Print the following entries without any change.

-- Available records follows --

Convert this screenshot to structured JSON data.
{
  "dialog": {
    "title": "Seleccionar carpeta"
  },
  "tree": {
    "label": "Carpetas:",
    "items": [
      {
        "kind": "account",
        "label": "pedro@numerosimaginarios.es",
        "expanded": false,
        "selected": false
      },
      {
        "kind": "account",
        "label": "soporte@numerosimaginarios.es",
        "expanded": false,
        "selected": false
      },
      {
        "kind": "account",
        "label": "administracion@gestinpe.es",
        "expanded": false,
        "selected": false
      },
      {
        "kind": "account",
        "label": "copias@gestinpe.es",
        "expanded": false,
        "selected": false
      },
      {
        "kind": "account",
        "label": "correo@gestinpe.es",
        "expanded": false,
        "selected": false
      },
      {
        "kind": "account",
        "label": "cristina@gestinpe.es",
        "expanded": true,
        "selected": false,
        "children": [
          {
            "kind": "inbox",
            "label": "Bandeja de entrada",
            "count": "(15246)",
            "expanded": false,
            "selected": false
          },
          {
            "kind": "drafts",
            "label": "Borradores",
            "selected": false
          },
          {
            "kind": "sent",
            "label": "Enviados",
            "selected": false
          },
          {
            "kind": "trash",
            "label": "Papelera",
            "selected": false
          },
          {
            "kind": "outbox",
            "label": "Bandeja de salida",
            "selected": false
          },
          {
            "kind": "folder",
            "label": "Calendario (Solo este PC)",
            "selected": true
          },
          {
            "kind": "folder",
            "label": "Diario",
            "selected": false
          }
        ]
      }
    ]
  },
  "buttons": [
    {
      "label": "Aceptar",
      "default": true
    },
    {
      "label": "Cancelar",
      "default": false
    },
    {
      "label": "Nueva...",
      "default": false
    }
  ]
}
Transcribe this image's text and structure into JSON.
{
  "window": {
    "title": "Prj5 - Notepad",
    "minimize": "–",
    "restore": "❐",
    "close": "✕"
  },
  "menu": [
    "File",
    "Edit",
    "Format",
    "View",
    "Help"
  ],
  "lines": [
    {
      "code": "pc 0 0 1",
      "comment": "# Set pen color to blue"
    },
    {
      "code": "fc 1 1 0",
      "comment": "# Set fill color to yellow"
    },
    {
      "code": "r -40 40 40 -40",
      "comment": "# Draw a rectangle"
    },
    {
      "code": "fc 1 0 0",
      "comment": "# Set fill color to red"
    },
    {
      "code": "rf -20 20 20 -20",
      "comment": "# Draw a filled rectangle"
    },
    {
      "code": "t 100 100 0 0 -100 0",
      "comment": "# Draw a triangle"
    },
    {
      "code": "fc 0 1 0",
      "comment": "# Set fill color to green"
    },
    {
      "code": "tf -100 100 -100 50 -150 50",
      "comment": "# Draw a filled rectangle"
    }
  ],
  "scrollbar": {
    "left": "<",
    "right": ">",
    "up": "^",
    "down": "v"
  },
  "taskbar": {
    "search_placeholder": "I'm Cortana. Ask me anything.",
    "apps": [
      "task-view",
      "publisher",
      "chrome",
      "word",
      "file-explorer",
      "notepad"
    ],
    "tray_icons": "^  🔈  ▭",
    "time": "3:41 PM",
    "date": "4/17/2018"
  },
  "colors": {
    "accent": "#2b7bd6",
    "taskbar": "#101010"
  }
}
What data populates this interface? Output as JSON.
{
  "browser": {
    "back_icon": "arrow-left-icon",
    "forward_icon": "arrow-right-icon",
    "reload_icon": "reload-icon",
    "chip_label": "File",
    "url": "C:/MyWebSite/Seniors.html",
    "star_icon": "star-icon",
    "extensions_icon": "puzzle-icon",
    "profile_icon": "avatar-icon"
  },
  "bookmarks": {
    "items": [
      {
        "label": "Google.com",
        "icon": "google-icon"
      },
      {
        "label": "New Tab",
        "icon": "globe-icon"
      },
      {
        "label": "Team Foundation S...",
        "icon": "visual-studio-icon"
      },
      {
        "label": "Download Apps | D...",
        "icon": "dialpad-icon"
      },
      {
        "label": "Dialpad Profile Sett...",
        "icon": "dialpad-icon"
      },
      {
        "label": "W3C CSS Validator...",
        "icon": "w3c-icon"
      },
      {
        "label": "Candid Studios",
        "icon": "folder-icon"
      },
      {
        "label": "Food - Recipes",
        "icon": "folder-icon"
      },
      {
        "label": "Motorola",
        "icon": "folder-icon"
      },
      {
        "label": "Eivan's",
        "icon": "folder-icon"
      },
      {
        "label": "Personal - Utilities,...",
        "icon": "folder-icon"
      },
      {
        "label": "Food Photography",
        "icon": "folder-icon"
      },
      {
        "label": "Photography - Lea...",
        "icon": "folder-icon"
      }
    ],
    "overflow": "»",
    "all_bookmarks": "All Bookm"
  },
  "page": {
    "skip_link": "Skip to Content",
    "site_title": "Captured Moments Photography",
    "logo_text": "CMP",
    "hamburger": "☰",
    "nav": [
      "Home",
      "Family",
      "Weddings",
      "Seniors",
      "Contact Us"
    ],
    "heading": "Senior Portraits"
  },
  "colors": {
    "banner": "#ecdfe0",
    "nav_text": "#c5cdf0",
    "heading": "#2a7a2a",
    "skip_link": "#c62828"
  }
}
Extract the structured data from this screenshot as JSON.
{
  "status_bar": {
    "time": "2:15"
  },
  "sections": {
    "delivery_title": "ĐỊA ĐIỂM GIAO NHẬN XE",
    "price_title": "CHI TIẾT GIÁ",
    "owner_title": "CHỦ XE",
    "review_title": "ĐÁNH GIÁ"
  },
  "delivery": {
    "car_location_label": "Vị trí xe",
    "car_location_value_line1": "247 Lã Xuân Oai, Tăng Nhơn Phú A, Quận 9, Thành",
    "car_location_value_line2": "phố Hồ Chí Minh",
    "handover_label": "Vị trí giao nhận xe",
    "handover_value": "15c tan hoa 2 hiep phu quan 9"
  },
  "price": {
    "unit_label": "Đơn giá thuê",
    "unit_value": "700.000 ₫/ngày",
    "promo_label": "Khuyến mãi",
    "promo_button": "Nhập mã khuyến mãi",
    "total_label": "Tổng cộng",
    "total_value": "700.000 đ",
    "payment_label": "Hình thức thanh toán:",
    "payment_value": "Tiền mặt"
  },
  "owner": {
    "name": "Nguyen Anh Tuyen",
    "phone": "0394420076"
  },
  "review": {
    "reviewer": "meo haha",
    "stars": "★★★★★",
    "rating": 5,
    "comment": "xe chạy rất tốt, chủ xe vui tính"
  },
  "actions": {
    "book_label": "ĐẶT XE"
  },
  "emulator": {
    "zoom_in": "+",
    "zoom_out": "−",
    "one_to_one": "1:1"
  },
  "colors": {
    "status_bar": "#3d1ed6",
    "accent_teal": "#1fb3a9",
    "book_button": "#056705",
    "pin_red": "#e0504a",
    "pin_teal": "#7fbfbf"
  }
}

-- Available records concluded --

## Task result
Convert this screenshot to structured JSON data.
{
  "dialog": {
    "title": "Seleccionar carpeta"
  },
  "tree": {
    "label": "Carpetas:",
    "items": [
      {
        "kind": "account",
        "label": "pedro@numerosimaginarios.es",
        "expanded": false,
        "selected": false
      },
      {
        "kind": "account",
        "label": "soporte@numerosimaginarios.es",
        "expanded": false,
        "selected": false
      },
      {
        "kind": "account",
        "label": "administracion@gestinpe.es",
        "expanded": false,
        "selected": false
      },
      {
        "kind": "account",
        "label": "copias@gestinpe.es",
        "expanded": false,
        "selected": false
      },
      {
        "kind": "account",
        "label": "correo@gestinpe.es",
        "expanded": false,
        "selected": false
      },
      {
        "kind": "account",
        "label": "cristina@gestinpe.es",
        "expanded": true,
        "selected": false,
        "children": [
          {
            "kind": "inbox",
            "label": "Bandeja de entrada",
            "count": "(15246)",
            "expanded": false,
            "selected": false
          },
          {
            "kind": "drafts",
            "label": "Borradores",
            "selected": false
          },
          {
            "kind": "sent",
            "label": "Enviados",
            "selected": false
          },
          {
            "kind": "trash",
            "label": "Papelera",
            "selected": false
          },
          {
            "kind": "outbox",
            "label": "Bandeja de salida",
            "selected": false
          },
          {
            "kind": "folder",
            "label": "Calendario (Solo este PC)",
            "selected": true
          },
          {
            "kind": "folder",
            "label": "Diario",
            "selected": false
          }
        ]
      }
    ]
  },
  "buttons": [
    {
      "label": "Aceptar",
      "default": true
    },
    {
      "label": "Cancelar",
      "default": false
    },
    {
      "label": "Nueva...",
      "default": false
    }
  ]
}
Transcribe this image's text and structure into JSON.
{
  "window": {
    "title": "Prj5 - Notepad",
    "minimize": "–",
    "restore": "❐",
    "close": "✕"
  },
  "menu": [
    "File",
    "Edit",
    "Format",
    "View",
    "Help"
  ],
  "lines": [
    {
      "code": "pc 0 0 1",
      "comment": "# Set pen color to blue"
    },
    {
      "code": "fc 1 1 0",
      "comment": "# Set fill color to yellow"
    },
    {
      "code": "r -40 40 40 -40",
      "comment": "# Draw a rectangle"
    },
    {
      "code": "fc 1 0 0",
      "comment": "# Set fill color to red"
    },
    {
      "code": "rf -20 20 20 -20",
      "comment": "# Draw a filled rectangle"
    },
    {
      "code": "t 100 100 0 0 -100 0",
      "comment": "# Draw a triangle"
    },
    {
      "code": "fc 0 1 0",
      "comment": "# Set fill color to green"
    },
    {
      "code": "tf -100 100 -100 50 -150 50",
      "comment": "# Draw a filled rectangle"
    }
  ],
  "scrollbar": {
    "left": "<",
    "right": ">",
    "up": "^",
    "down": "v"
  },
  "taskbar": {
    "search_placeholder": "I'm Cortana. Ask me anything.",
    "apps": [
      "task-view",
      "publisher",
      "chrome",
      "word",
      "file-explorer",
      "notepad"
    ],
    "tray_icons": "^  🔈  ▭",
    "time": "3:41 PM",
    "date": "4/17/2018"
  },
  "colors": {
    "accent": "#2b7bd6",
    "taskbar": "#101010"
  }
}
What data populates this interface? Output as JSON.
{
  "browser": {
    "back_icon": "arrow-left-icon",
    "forward_icon": "arrow-right-icon",
    "reload_icon": "reload-icon",
    "chip_label": "File",
    "url": "C:/MyWebSite/Seniors.html",
    "star_icon": "star-icon",
    "extensions_icon": "puzzle-icon",
    "profile_icon": "avatar-icon"
  },
  "bookmarks": {
    "items": [
      {
        "label": "Google.com",
        "icon": "google-icon"
      },
      {
        "label": "New Tab",
        "icon": "globe-icon"
      },
      {
        "label": "Team Foundation S...",
        "icon": "visual-studio-icon"
      },
      {
        "label": "Download Apps | D...",
        "icon": "dialpad-icon"
      },
      {
        "label": "Dialpad Profile Sett...",
        "icon": "dialpad-icon"
      },
      {
        "label": "W3C CSS Validator...",
        "icon": "w3c-icon"
      },
      {
        "label": "Candid Studios",
        "icon": "folder-icon"
      },
      {
        "label": "Food - Recipes",
        "icon": "folder-icon"
      },
      {
        "label": "Motorola",
        "icon": "folder-icon"
      },
      {
        "label": "Eivan's",
        "icon": "folder-icon"
      },
      {
        "label": "Personal - Utilities,...",
        "icon": "folder-icon"
      },
      {
        "label": "Food Photography",
        "icon": "folder-icon"
      },
      {
        "label": "Photography - Lea...",
        "icon": "folder-icon"
      }
    ],
    "overflow": "»",
    "all_bookmarks": "All Bookm"
  },
  "page": {
    "skip_link": "Skip to Content",
    "site_title": "Captured Moments Photography",
    "logo_text": "CMP",
    "hamburger": "☰",
    "nav": [
      "Home",
      "Family",
      "Weddings",
      "Seniors",
      "Contact Us"
    ],
    "heading": "Senior Portraits"
  },
  "colors": {
    "banner": "#ecdfe0",
    "nav_text": "#c5cdf0",
    "heading": "#2a7a2a",
    "skip_link": "#c62828"
  }
}
Extract the structured data from this screenshot as JSON.
{
  "status_bar": {
    "time": "2:15"
  },
  "sections": {
    "delivery_title": "ĐỊA ĐIỂM GIAO NHẬN XE",
    "price_title": "CHI TIẾT GIÁ",
    "owner_title": "CHỦ XE",
    "review_title": "ĐÁNH GIÁ"
  },
  "delivery": {
    "car_location_label": "Vị trí xe",
    "car_location_value_line1": "247 Lã Xuân Oai, Tăng Nhơn Phú A, Quận 9, Thành",
    "car_location_value_line2": "phố Hồ Chí Minh",
    "handover_label": "Vị trí giao nhận xe",
    "handover_value": "15c tan hoa 2 hiep phu quan 9"
  },
  "price": {
    "unit_label": "Đơn giá thuê",
    "unit_value": "700.000 ₫/ngày",
    "promo_label": "Khuyến mãi",
    "promo_button": "Nhập mã khuyến mãi",
    "total_label": "Tổng cộng",
    "total_value": "700.000 đ",
    "payment_label": "Hình thức thanh toán:",
    "payment_value": "Tiền mặt"
  },
  "owner": {
    "name": "Nguyen Anh Tuyen",
    "phone": "0394420076"
  },
  "review": {
    "reviewer": "meo haha",
    "stars": "★★★★★",
    "rating": 5,
    "comment": "xe chạy rất tốt, chủ xe vui tính"
  },
  "actions": {
    "book_label": "ĐẶT XE"
  },
  "emulator": {
    "zoom_in": "+",
    "zoom_out": "−",
    "one_to_one": "1:1"
  },
  "colors": {
    "status_bar": "#3d1ed6",
    "accent_teal": "#1fb3a9",
    "book_button": "#056705",
    "pin_red": "#e0504a",
    "pin_teal": "#7fbfbf"
  }
}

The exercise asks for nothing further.